Collected data:
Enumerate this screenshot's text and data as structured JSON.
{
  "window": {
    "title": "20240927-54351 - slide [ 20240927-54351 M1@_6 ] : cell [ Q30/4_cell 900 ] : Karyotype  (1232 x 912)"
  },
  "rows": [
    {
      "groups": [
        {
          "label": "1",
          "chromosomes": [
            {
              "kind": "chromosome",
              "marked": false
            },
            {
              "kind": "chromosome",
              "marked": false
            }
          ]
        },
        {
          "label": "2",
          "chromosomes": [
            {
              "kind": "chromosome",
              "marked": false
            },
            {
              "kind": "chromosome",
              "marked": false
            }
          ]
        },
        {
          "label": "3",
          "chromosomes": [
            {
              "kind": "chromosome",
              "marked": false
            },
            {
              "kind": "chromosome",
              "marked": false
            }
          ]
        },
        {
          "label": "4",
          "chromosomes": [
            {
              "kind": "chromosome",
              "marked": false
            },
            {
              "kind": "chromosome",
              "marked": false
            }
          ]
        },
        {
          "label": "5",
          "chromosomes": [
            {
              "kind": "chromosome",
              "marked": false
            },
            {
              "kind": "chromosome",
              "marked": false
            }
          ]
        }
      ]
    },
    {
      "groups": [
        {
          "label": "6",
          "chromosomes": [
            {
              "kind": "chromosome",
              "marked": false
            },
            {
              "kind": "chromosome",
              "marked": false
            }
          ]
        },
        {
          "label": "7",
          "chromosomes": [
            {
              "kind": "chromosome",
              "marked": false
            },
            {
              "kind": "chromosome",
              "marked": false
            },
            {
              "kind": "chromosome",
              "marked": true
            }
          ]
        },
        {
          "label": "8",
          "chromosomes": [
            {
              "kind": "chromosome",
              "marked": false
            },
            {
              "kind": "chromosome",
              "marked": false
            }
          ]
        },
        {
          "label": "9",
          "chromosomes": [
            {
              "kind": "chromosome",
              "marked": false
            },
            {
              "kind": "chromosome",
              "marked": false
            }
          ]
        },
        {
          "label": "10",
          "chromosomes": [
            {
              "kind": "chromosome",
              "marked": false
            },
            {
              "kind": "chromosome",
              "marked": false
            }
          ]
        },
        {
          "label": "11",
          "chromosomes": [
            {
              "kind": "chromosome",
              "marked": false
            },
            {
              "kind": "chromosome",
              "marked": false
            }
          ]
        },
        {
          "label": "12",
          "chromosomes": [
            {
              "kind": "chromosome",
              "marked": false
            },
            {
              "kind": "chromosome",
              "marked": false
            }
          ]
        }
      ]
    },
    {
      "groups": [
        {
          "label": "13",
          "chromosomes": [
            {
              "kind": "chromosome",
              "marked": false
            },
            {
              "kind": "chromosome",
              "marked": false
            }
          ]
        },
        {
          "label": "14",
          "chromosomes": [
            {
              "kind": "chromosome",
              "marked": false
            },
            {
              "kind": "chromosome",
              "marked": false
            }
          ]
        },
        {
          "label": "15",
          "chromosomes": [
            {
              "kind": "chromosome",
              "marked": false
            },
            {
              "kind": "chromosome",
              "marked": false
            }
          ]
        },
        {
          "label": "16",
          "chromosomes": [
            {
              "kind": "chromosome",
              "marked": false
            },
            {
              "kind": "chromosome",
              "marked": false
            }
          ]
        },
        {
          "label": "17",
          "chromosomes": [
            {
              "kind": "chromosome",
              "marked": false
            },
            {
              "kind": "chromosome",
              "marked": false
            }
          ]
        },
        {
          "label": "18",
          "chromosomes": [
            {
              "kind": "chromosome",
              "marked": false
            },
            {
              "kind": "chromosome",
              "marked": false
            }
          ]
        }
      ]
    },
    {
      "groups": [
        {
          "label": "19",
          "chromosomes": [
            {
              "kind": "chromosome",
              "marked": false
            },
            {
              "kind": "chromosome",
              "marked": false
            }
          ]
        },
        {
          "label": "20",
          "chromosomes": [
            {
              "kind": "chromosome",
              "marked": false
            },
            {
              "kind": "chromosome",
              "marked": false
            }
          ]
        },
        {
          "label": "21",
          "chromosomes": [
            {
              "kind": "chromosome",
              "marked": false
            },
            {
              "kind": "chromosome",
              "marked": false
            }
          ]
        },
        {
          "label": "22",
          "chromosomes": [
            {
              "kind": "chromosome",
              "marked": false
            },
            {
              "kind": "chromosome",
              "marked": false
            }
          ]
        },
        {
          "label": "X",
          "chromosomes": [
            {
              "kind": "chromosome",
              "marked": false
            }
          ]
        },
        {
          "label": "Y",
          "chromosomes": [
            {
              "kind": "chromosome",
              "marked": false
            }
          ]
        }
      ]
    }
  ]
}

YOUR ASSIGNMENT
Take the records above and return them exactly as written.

WRITTEN REPLY
Enumerate this screenshot's text and data as structured JSON.
{
  "window": {
    "title": "20240927-54351 - slide [ 20240927-54351 M1@_6 ] : cell [ Q30/4_cell 900 ] : Karyotype  (1232 x 912)"
  },
  "rows": [
    {
      "groups": [
        {
          "label": "1",
          "chromosomes": [
            {
              "kind": "chromosome",
              "marked": false
            },
            {
              "kind": "chromosome",
              "marked": false
            }
          ]
        },
        {
          "label": "2",
          "chromosomes": [
            {
              "kind": "chromosome",
              "marked": false
            },
            {
              "kind": "chromosome",
              "marked": false
            }
          ]
        },
        {
          "label": "3",
          "chromosomes": [
            {
              "kind": "chromosome",
              "marked": false
            },
            {
              "kind": "chromosome",
              "marked": false
            }
          ]
        },
        {
          "label": "4",
          "chromosomes": [
            {
              "kind": "chromosome",
              "marked": false
            },
            {
              "kind": "chromosome",
              "marked": false
            }
          ]
        },
        {
          "label": "5",
          "chromosomes": [
            {
              "kind": "chromosome",
              "marked": false
            },
            {
              "kind": "chromosome",
              "marked": false
            }
          ]
        }
      ]
    },
    {
      "groups": [
        {
          "label": "6",
          "chromosomes": [
            {
              "kind": "chromosome",
              "marked": false
            },
            {
              "kind": "chromosome",
              "marked": false
            }
          ]
        },
        {
          "label": "7",
          "chromosomes": [
            {
              "kind": "chromosome",
              "marked": false
            },
            {
              "kind": "chromosome",
              "marked": false
            },
            {
              "kind": "chromosome",
              "marked": true
            }
          ]
        },
        {
          "label": "8",
          "chromosomes": [
            {
              "kind": "chromosome",
              "marked": false
            },
            {
              "kind": "chromosome",
              "marked": false
            }
          ]
        },
        {
          "label": "9",
          "chromosomes": [
            {
              "kind": "chromosome",
              "marked": false
            },
            {
              "kind": "chromosome",
              "marked": false
            }
          ]
        },
        {
          "label": "10",
          "chromosomes": [
            {
              "kind": "chromosome",
              "marked": false
            },
            {
              "kind": "chromosome",
              "marked": false
            }
          ]
        },
        {
          "label": "11",
          "chromosomes": [
            {
              "kind": "chromosome",
              "marked": false
            },
            {
              "kind": "chromosome",
              "marked": false
            }
          ]
        },
        {
          "label": "12",
          "chromosomes": [
            {
              "kind": "chromosome",
              "marked": false
            },
            {
              "kind": "chromosome",
              "marked": false
            }
          ]
        }
      ]
    },
    {
      "groups": [
        {
          "label": "13",
          "chromosomes": [
            {
              "kind": "chromosome",
              "marked": false
            },
            {
              "kind": "chromosome",
              "marked": false
            }
          ]
        },
        {
          "label": "14",
          "chromosomes": [
            {
              "kind": "chromosome",
              "marked": false
            },
            {
              "kind": "chromosome",
              "marked": false
            }
          ]
        },
        {
          "label": "15",
          "chromosomes": [
            {
              "kind": "chromosome",
              "marked": false
            },
            {
              "kind": "chromosome",
              "marked": false
            }
          ]
        },
        {
          "label": "16",
          "chromosomes": [
            {
              "kind": "chromosome",
              "marked": false
            },
            {
              "kind": "chromosome",
              "marked": false
            }
          ]
        },
        {
          "label": "17",
          "chromosomes": [
            {
              "kind": "chromosome",
              "marked": false
            },
            {
              "kind": "chromosome",
              "marked": false
            }
          ]
        },
        {
          "label": "18",
          "chromosomes": [
            {
              "kind": "chromosome",
              "marked": false
            },
            {
              "kind": "chromosome",
              "marked": false
            }
          ]
        }
      ]
    },
    {
      "groups": [
        {
          "label": "19",
          "chromosomes": [
            {
              "kind": "chromosome",
              "marked": false
            },
            {
              "kind": "chromosome",
              "marked": false
            }
          ]
        },
        {
          "label": "20",
          "chromosomes": [
            {
              "kind": "chromosome",
              "marked": false
            },
            {
              "kind": "chromosome",
              "marked": false
            }
          ]
        },
        {
          "label": "21",
          "chromosomes": [
            {
              "kind": "chromosome",
              "marked": false
            },
            {
              "kind": "chromosome",
              "marked": false
            }
          ]
        },
        {
          "label": "22",
          "chromosomes": [
            {
              "kind": "chromosome",
              "marked": false
            },
            {
              "kind": "chromosome",
              "marked": false
            }
          ]
        },
        {
          "label": "X",
          "chromosomes": [
            {
              "kind": "chromosome",
              "marked": false
            }
          ]
        },
        {
          "label": "Y",
          "chromosomes": [
            {
              "kind": "chromosome",
              "marked": false
            }
          ]
        }
      ]
    }
  ]
}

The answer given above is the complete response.